**YOUR TASK:** From the records below, copy out each line that has the word "with".
-----
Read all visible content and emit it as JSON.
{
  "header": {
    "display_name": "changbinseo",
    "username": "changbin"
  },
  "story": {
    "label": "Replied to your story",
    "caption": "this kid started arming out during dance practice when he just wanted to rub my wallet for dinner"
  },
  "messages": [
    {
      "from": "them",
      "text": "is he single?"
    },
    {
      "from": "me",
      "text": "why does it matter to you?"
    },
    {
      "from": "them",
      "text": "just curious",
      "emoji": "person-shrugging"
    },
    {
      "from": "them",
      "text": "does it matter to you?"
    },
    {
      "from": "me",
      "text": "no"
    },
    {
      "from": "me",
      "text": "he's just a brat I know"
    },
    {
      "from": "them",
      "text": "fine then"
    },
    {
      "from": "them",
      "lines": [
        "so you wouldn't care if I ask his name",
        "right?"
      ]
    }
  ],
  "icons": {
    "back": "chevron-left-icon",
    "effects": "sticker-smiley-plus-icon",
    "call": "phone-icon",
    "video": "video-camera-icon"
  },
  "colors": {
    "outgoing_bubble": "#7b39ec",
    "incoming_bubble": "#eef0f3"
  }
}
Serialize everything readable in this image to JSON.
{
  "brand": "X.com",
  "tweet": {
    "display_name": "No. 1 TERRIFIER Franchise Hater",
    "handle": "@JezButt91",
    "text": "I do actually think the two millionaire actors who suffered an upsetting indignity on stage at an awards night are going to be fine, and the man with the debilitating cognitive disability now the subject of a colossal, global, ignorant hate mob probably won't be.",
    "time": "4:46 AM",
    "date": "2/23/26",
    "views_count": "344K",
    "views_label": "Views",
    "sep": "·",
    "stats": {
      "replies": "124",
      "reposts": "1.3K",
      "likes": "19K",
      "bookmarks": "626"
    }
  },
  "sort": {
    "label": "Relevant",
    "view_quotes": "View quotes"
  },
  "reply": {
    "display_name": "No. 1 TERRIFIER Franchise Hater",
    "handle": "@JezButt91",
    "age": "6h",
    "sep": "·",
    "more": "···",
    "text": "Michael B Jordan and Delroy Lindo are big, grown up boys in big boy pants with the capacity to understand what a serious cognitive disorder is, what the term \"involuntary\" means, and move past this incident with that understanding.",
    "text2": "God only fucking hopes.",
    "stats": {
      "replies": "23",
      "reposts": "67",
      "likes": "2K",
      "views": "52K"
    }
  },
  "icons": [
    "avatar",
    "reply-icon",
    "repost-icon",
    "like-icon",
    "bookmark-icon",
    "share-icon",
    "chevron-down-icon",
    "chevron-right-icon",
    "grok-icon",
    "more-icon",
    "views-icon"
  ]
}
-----
**EXPECTED ANSWER:**
    "text": "I do actually think the two millionaire actors who suffered an upsetting indignity on stage at an awards night are going to be fine, and the man with the debilitating cognitive disability now the subject of a colossal, global, ignorant hate mob probably won't be.",
    "text": "Michael B Jordan and Delroy Lindo are big, grown up boys in big boy pants with the capacity to understand what a serious cognitive disorder is, what the term \"involuntary\" means, and move past this incident with that understanding.",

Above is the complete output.